---------- Data for the task ----------

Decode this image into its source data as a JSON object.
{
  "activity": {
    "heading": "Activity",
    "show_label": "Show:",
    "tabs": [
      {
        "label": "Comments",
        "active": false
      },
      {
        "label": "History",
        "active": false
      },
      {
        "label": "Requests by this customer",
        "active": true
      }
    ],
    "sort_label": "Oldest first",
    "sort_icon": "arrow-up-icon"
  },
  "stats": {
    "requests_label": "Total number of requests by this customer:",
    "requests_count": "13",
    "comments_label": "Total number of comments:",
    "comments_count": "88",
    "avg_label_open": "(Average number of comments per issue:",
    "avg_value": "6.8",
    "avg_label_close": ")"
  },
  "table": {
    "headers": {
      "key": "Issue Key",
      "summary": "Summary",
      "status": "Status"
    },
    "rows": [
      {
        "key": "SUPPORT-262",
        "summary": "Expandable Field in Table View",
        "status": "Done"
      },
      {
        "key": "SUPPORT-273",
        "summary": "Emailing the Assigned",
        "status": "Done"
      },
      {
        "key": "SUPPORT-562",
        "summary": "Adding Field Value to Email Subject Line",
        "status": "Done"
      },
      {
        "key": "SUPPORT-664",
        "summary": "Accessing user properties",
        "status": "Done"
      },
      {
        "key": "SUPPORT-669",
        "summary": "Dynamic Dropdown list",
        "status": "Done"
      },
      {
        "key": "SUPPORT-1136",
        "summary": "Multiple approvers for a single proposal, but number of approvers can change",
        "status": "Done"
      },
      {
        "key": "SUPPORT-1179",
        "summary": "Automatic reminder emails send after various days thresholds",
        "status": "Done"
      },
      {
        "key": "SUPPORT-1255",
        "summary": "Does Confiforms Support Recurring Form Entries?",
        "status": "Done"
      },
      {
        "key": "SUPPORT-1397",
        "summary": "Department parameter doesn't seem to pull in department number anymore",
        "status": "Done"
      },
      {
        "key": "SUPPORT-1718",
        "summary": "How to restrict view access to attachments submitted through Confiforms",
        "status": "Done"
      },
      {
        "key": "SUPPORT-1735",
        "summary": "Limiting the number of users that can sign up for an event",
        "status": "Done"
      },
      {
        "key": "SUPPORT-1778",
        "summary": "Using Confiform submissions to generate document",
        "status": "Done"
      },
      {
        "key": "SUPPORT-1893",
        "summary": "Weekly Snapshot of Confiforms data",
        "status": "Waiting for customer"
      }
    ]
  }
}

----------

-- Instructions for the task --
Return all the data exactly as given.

-- Solution to the exercise --
Decode this image into its source data as a JSON object.
{
  "activity": {
    "heading": "Activity",
    "show_label": "Show:",
    "tabs": [
      {
        "label": "Comments",
        "active": false
      },
      {
        "label": "History",
        "active": false
      },
      {
        "label": "Requests by this customer",
        "active": true
      }
    ],
    "sort_label": "Oldest first",
    "sort_icon": "arrow-up-icon"
  },
  "stats": {
    "requests_label": "Total number of requests by this customer:",
    "requests_count": "13",
    "comments_label": "Total number of comments:",
    "comments_count": "88",
    "avg_label_open": "(Average number of comments per issue:",
    "avg_value": "6.8",
    "avg_label_close": ")"
  },
  "table": {
    "headers": {
      "key": "Issue Key",
      "summary": "Summary",
      "status": "Status"
    },
    "rows": [
      {
        "key": "SUPPORT-262",
        "summary": "Expandable Field in Table View",
        "status": "Done"
      },
      {
        "key": "SUPPORT-273",
        "summary": "Emailing the Assigned",
        "status": "Done"
      },
      {
        "key": "SUPPORT-562",
        "summary": "Adding Field Value to Email Subject Line",
        "status": "Done"
      },
      {
        "key": "SUPPORT-664",
        "summary": "Accessing user properties",
        "status": "Done"
      },
      {
        "key": "SUPPORT-669",
        "summary": "Dynamic Dropdown list",
        "status": "Done"
      },
      {
        "key": "SUPPORT-1136",
        "summary": "Multiple approvers for a single proposal, but number of approvers can change",
        "status": "Done"
      },
      {
        "key": "SUPPORT-1179",
        "summary": "Automatic reminder emails send after various days thresholds",
        "status": "Done"
      },
      {
        "key": "SUPPORT-1255",
        "summary": "Does Confiforms Support Recurring Form Entries?",
        "status": "Done"
      },
      {
        "key": "SUPPORT-1397",
        "summary": "Department parameter doesn't seem to pull in department number anymore",
        "status": "Done"
      },
      {
        "key": "SUPPORT-1718",
        "summary": "How to restrict view access to attachments submitted through Confiforms",
        "status": "Done"
      },
      {
        "key": "SUPPORT-1735",
        "summary": "Limiting the number of users that can sign up for an event",
        "status": "Done"
      },
      {
        "key": "SUPPORT-1778",
        "summary": "Using Confiform submissions to generate document",
        "status": "Done"
      },
      {
        "key": "SUPPORT-1893",
        "summary": "Weekly Snapshot of Confiforms data",
        "status": "Waiting for customer"
      }
    ]
  }
}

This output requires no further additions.